These days things are not quite so simple and fast. Thanks to changes in the laws of civil procedures enacted in 2010 and 2013, grandparents-even when a clear relationship is established-have to jump through many more hoops before custody can be awarded.
Proof Of Care
One of the biggest changes to how grandparent custody works is a matter of parenting. In the past, if grandparents were only occasional visitors to the grandchild, but realized the family situation was getting bad, it might still be possible to get custody of the grandchildren and put them into a better environment.
Today, there is a requirement known as "loco parentis," which means that the grandparents are, in some capacity, already acting as parents to the child. If that requirement hasn't been met, there are other conditions that may apply that will still allow for a granting of custody.
Having an established relationship with the grandchild is another important requirement. This relationship must have either occurred with the consent of a parent, or by order of the court in cases where grandparents have filed for visitation rights. There is also a requirement that the grandparents have already assumed-or are willing to assume-responsibility for the caring of the grandchildren.

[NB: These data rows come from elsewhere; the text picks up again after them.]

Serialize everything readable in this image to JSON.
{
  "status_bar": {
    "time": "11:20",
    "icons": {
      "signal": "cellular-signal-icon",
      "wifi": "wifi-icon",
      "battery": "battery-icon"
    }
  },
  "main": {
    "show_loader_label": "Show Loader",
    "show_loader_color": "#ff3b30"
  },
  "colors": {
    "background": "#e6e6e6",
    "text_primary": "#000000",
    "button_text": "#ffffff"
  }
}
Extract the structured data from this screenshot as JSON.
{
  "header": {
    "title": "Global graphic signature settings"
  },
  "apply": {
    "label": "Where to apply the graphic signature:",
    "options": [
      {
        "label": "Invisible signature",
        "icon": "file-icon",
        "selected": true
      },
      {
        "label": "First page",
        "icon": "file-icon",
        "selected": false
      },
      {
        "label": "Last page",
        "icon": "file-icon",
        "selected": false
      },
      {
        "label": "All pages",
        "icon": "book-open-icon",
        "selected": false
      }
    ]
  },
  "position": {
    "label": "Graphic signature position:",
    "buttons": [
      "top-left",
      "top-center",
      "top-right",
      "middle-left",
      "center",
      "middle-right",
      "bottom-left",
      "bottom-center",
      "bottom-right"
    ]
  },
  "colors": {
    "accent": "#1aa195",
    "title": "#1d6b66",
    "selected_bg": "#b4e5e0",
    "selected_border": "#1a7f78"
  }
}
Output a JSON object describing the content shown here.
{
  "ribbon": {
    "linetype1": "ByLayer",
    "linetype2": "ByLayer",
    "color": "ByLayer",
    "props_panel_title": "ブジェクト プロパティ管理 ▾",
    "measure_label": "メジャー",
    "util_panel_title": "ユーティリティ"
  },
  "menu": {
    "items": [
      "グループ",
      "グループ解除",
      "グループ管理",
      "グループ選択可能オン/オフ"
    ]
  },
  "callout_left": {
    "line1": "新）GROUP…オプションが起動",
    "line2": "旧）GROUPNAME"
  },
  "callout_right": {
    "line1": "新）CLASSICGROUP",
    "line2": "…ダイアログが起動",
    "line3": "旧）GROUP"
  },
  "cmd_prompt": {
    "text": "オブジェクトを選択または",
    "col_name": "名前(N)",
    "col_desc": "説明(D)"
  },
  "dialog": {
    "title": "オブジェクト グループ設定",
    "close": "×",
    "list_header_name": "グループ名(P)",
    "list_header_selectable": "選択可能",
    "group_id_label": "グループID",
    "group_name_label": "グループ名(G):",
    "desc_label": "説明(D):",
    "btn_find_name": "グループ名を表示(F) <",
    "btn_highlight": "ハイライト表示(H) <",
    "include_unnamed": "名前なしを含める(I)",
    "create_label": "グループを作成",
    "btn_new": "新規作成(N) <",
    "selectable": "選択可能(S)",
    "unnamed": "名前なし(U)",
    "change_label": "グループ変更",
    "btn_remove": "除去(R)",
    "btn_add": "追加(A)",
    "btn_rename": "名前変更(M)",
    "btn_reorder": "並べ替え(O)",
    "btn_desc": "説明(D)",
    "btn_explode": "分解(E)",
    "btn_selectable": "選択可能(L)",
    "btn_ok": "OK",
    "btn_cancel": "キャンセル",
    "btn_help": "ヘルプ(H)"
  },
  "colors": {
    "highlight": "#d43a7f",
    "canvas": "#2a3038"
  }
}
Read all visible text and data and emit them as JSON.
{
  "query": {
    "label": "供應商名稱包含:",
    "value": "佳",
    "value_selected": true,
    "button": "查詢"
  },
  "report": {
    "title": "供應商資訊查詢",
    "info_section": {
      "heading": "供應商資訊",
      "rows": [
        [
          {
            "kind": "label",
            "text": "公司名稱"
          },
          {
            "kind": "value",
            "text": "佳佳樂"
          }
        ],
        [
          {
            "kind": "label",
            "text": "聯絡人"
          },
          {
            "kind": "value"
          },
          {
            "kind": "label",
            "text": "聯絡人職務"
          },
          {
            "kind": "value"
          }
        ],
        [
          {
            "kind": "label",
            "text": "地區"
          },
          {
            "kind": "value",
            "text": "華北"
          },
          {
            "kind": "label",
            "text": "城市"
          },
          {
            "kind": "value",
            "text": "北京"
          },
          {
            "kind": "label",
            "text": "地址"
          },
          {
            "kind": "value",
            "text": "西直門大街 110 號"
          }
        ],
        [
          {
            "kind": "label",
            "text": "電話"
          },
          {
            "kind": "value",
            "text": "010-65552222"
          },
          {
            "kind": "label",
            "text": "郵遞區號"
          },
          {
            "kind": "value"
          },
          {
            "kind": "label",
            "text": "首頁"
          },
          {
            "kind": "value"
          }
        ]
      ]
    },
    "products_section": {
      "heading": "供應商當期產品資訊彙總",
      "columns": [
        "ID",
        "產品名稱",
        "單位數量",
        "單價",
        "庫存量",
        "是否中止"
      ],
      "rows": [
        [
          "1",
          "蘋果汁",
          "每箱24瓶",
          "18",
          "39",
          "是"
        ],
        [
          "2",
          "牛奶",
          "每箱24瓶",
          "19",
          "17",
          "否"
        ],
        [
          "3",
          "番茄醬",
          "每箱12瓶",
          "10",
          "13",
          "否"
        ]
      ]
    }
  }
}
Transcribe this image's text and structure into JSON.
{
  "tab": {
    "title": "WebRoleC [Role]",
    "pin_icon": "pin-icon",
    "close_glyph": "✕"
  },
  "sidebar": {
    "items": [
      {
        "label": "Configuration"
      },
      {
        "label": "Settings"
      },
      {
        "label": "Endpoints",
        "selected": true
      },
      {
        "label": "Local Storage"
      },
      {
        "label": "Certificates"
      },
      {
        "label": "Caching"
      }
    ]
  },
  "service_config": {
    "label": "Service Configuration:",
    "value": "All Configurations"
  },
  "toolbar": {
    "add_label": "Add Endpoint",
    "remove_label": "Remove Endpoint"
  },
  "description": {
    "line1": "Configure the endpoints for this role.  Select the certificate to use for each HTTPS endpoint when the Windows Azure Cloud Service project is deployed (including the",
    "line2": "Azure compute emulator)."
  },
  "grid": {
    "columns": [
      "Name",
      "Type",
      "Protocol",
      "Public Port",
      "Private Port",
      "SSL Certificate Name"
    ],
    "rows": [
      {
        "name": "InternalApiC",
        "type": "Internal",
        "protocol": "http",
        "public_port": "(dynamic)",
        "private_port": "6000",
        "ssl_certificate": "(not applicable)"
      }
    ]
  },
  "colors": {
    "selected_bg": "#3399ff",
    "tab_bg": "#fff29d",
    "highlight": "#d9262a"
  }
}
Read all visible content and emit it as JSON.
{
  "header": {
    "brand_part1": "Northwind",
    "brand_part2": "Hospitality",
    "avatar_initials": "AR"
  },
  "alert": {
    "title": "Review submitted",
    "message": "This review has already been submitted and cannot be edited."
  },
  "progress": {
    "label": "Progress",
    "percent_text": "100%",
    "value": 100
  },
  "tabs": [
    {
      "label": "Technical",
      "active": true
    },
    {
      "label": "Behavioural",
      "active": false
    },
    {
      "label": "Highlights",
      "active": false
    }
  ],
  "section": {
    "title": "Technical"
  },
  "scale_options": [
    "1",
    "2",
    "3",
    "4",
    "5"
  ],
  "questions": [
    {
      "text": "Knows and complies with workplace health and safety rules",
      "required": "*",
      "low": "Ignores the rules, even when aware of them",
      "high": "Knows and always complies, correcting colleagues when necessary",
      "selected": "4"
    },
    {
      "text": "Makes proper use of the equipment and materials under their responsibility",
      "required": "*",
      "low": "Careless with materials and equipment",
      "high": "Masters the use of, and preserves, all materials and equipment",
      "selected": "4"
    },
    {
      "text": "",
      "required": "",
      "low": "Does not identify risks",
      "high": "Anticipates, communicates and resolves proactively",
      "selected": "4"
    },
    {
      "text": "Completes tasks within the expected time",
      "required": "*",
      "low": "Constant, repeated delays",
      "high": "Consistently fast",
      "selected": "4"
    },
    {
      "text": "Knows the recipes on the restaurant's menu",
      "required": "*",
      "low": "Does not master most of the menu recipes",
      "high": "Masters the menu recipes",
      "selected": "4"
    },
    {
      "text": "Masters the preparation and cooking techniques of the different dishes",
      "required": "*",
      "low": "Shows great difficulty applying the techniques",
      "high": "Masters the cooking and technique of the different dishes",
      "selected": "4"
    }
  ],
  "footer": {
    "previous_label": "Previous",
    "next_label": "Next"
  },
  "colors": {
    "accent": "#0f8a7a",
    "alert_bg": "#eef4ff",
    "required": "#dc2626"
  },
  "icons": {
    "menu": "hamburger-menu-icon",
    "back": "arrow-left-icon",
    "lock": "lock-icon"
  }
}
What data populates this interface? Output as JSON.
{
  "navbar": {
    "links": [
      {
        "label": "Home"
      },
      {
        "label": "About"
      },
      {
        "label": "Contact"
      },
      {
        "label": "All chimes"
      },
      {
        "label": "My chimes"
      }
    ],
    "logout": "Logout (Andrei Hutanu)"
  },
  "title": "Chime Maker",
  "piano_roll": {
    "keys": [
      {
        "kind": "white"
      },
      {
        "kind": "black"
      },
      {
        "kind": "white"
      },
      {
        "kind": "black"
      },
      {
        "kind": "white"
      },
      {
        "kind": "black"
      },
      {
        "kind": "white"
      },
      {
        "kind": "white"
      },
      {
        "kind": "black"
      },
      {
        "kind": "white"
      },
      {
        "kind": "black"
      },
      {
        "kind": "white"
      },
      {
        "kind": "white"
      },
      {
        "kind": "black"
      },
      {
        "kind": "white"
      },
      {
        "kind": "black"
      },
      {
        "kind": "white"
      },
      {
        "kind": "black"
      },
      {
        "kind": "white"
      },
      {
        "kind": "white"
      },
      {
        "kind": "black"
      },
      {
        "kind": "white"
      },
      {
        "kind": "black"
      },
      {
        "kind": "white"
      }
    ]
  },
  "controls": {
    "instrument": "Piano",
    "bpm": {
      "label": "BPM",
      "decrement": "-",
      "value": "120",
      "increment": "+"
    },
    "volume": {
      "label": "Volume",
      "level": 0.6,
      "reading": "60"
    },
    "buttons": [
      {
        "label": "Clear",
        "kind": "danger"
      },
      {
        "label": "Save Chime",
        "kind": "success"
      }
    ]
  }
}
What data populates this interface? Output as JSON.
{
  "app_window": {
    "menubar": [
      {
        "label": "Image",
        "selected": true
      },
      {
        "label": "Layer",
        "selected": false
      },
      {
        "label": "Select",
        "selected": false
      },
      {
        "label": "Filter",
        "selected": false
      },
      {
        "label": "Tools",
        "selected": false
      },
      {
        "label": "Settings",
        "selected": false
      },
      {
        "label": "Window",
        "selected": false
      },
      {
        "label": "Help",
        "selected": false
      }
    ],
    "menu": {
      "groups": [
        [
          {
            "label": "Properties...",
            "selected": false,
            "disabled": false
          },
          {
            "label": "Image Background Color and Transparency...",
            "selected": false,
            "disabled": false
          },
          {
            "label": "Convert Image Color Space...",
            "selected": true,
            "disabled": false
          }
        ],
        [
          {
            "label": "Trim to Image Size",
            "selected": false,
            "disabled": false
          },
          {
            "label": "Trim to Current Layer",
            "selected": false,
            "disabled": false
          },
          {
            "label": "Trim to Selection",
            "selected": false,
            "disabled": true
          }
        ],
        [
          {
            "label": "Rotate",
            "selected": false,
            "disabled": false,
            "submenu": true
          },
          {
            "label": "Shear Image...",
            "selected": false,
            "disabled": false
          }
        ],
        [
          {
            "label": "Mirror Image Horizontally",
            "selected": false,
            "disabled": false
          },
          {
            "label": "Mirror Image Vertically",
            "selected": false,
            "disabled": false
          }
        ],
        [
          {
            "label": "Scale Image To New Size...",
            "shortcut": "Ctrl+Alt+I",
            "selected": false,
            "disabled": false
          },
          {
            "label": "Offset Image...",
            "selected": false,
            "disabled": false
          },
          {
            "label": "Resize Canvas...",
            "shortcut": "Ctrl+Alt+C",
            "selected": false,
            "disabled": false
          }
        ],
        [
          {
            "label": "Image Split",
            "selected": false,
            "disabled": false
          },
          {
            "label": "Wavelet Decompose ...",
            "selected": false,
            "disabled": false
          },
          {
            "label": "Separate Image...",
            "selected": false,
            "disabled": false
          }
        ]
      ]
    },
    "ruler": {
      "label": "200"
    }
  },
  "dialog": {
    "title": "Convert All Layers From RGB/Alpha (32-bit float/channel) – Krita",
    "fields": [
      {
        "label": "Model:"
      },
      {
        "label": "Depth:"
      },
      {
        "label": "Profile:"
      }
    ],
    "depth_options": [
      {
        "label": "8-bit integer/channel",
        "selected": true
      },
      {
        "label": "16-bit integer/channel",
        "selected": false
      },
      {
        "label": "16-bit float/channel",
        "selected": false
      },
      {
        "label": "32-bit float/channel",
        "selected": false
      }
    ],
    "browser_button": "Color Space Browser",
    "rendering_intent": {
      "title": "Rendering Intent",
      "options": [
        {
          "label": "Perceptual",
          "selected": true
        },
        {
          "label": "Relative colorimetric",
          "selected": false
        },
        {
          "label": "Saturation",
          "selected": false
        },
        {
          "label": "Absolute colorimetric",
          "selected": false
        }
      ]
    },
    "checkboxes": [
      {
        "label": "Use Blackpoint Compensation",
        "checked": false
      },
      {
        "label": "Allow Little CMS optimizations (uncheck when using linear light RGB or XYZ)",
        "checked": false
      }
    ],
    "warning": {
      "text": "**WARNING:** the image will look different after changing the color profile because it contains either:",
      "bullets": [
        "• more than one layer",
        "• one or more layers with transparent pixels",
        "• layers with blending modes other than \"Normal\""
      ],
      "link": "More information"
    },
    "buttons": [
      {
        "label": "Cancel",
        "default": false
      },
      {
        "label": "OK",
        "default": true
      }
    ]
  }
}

In addition to the established relationship, one of three possible requirements has to be in place before grandparents will be considered for custody. A child must be shown to be either a dependent, or to have been in the care of the grandparents already for at least one year, or at risk from neglect, abuse or other hazards if custody remains with the parents.
Passing The Test
There is also an evaluation that takes place now that grandparents wishing for partial custody or visitation rights must pass before any access can be issued. The test includes, among other things, a presentation of proof that actually having visitation rights would be beneficial for the child, as well as proof that granting such visitation rights would not negatively impact the relationship that a child already has with parents.
While these requirements seem very restrictive to grandparents, things are far more complicated in the 21st century when it comes to grandparent/grandchild/parent relationships. Disagreements from lifestyle choices, sexual orientation and even political ideology may all have an impact on parent/grandparent relationships that may cause grandparents to believe a grandchild's welfare is endangered when it is a simple difference of opinion, rather than a genuine threat to a grandchild's welfare.
Because of the complexity of these modern, 21st century relationships, it's important to consult with a family law lawyer if you are seriously thinking about taking the steps for a more legally recognized form of custody.